I struggled with this book in the beginning. After the introduction it picked up a bit. I don't agree with everything the author states, but why can't we create programs that reward businesses for taking risk on the long time unemployed.
it helped convey a clear picture of how welfare became what it is today.
50 of 56 people found this review helpful
This is 2015's must-read book. I highly recommend it. Hopefully it will cause some to act and demand change to the horrible situation that the poor live in in this country.
17 of 19 people found this review helpful
This book is profoundly eye opening and deserves to be the foundation for a new public debate about how our society addresses the issue of extreme, third-world like poverty in America.
22 of 25 people found this review helpful
This book should be required reading for anyone involved in policy-making regarding the poor, perhaps required reading for anyone who votes. We Americans ought to be ashamed of ourselves for allowing any child to live in such dire circumstances. We should be ashamed for blaming poor people for being poor when we have seen jobs shipped overseas, when we have allowed giant corporations to pay indecent wages and yet offer no benefits, and when we have demanded "workfare, not "welfare" but done nothing about the accompanying childcare crises. Shame on the lawmakers who cater more and more to the .01%, shame on the president who created the welfare queen myth, and shame on us for voting them in to power! I applaud these authors for a very readable, well-researched, chilling account of the new poverty in America and for their attempt to expose the idea that poor people just don't want to work for what it is: 99.9% myth.
8 of 9 people found this review helpful
The awareness has to start somewhere, and this book is a good start.

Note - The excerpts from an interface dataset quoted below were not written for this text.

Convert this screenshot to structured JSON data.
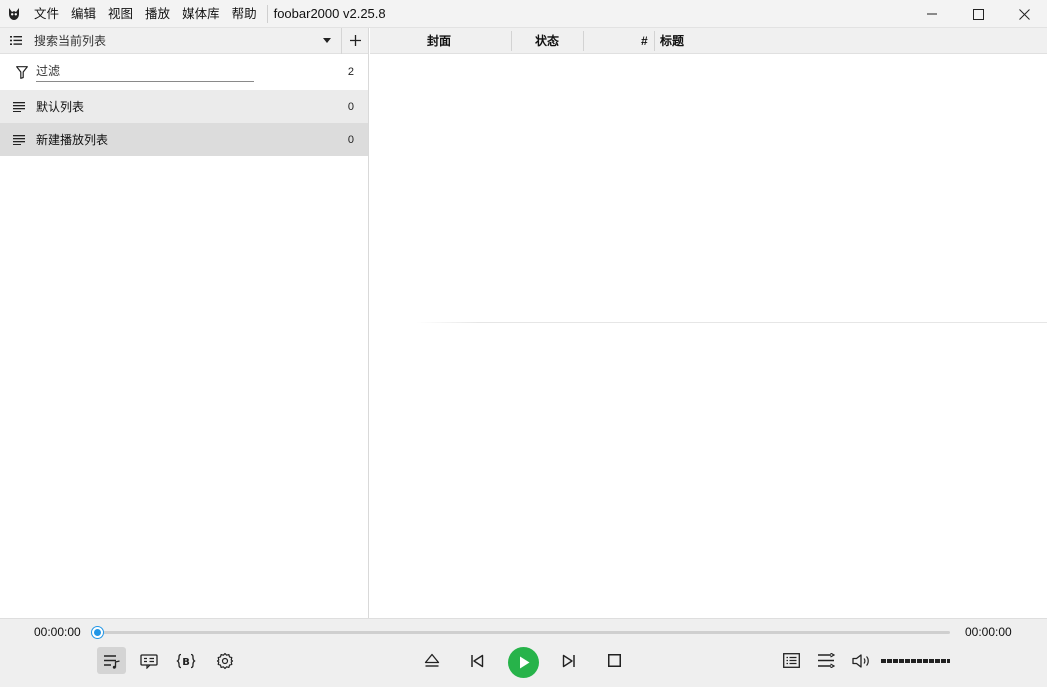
{
  "window": {
    "title": "foobar2000 v2.25.8",
    "menu": [
      "文件",
      "编辑",
      "视图",
      "播放",
      "媒体库",
      "帮助"
    ]
  },
  "sidebar": {
    "search_placeholder": "搜索当前列表",
    "filter": {
      "label": "过滤",
      "count": "2"
    },
    "playlists": [
      {
        "name": "默认列表",
        "count": "0"
      },
      {
        "name": "新建播放列表",
        "count": "0"
      }
    ]
  },
  "playlist_view": {
    "columns": [
      "封面",
      "状态",
      "#",
      "标题"
    ]
  },
  "playback": {
    "elapsed": "00:00:00",
    "total": "00:00:00",
    "progress": 0,
    "accent_color": "#2196e6",
    "play_color": "#27b34a"
  },
  "icons": {
    "left_controls": [
      "playlist-music-icon",
      "lyrics-icon",
      "bitrate-icon",
      "settings-icon"
    ],
    "center_controls": [
      "eject-icon",
      "previous-icon",
      "play-icon",
      "next-icon",
      "stop-icon"
    ],
    "right_controls": [
      "playlist-view-icon",
      "queue-icon",
      "volume-icon"
    ]
  }
}
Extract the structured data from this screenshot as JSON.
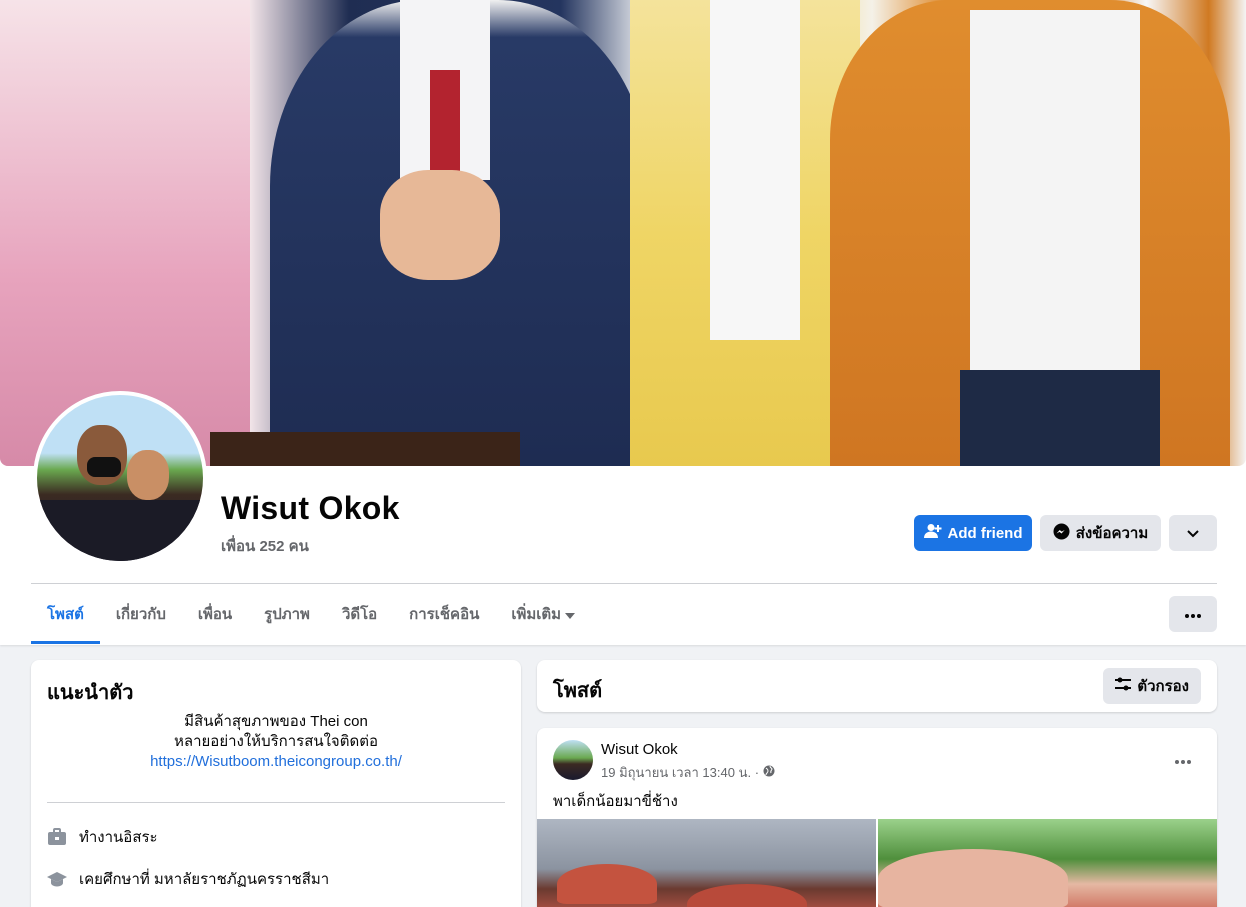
{
  "profile": {
    "name": "Wisut Okok",
    "friends": "เพื่อน 252 คน"
  },
  "actions": {
    "add_friend": "Add friend",
    "message": "ส่งข้อความ"
  },
  "tabs": [
    {
      "label": "โพสต์",
      "active": true
    },
    {
      "label": "เกี่ยวกับ"
    },
    {
      "label": "เพื่อน"
    },
    {
      "label": "รูปภาพ"
    },
    {
      "label": "วิดีโอ"
    },
    {
      "label": "การเช็คอิน"
    },
    {
      "label": "เพิ่มเติม"
    }
  ],
  "intro": {
    "title": "แนะนำตัว",
    "bio_line1": "มีสินค้าสุขภาพของ Thei con",
    "bio_line2": "หลายอย่างให้บริการสนใจติดต่อ",
    "bio_link": "https://Wisutboom.theicongroup.co.th/",
    "work": "ทำงานอิสระ",
    "education": "เคยศึกษาที่ มหาลัยราชภัฏนครราชสีมา"
  },
  "posts": {
    "title": "โพสต์",
    "filter_label": "ตัวกรอง",
    "items": [
      {
        "author": "Wisut Okok",
        "timestamp": "19 มิถุนายน เวลา 13:40 น. ·",
        "text": "พาเด็กน้อยมาขี่ช้าง"
      }
    ]
  },
  "colors": {
    "primary": "#1b74e4",
    "secondary_bg": "#e4e6eb",
    "muted_text": "#65676b",
    "page_bg": "#f0f2f5"
  },
  "icons": {
    "add_friend": "add-person-icon",
    "message": "messenger-icon",
    "dropdown": "chevron-down-icon",
    "more": "more-dots-icon",
    "work": "briefcase-icon",
    "education": "graduation-cap-icon",
    "filter": "filter-sliders-icon",
    "privacy": "globe-icon"
  }
}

It tells the stories of couple of families that struggle with extreme poverty.
Some reviewer suggested that the book lacks deep political analysis and did not provide well-thought solutions, so, it is worth pointing out that this book is meant to be small in size and content, so the reader won't get overwhelmed. Basically the target audience of his book is simply: everyone!
It is worth mentioning that there are lots of factors that effect the (family) which is the core component of any society, and finance is just one factor. Poverty is a side effect of much deeper problems. The core problem lays in the moral philosophy. Take political corruption for example, why does most politicians get corrupt when they get to power?
Did you notice that broken homes (usually) yield broken homes? And even if one manages to survive a broken home and get successful, he carries a psychic scar all his life!
There are rich broken homes, poverty is just one of the factors.
We need more social studies to find out the reasons behind the decline of moral compass, and come up with radical solutions, not just get rid of the side effects.
My two cents.
2 of 2 people found this review helpful
It is hard to hear about the poverty in this country, given how wealthy this nation is. It can be hard to hear, but it is also moving, the people are real, their spirits are strong, their resilience amazing. This is an important book not simply because it shows how welfare reforms have failed, and the poor don't have a voice in Govt - don't we already know that? This book is important because it puts names and faces to the struggling, and tells us how they survive through amazing obstacles. Forget about books that talk about great climbs up Mt Everest - here is a survival story for the modern age.
2 of 2 people found this review helpful
Sensational book. An insight into poverty in America that everyone should know about. The reading is great. Only criticism I have is that many of the policy recommendations need a lot more careful thought. I would recommend this book to everyone unreservedly.
15 of 20 people found this review helpful
Easy to follow explanation of extreme poverty in a rich country. A cautionary tale for Brits.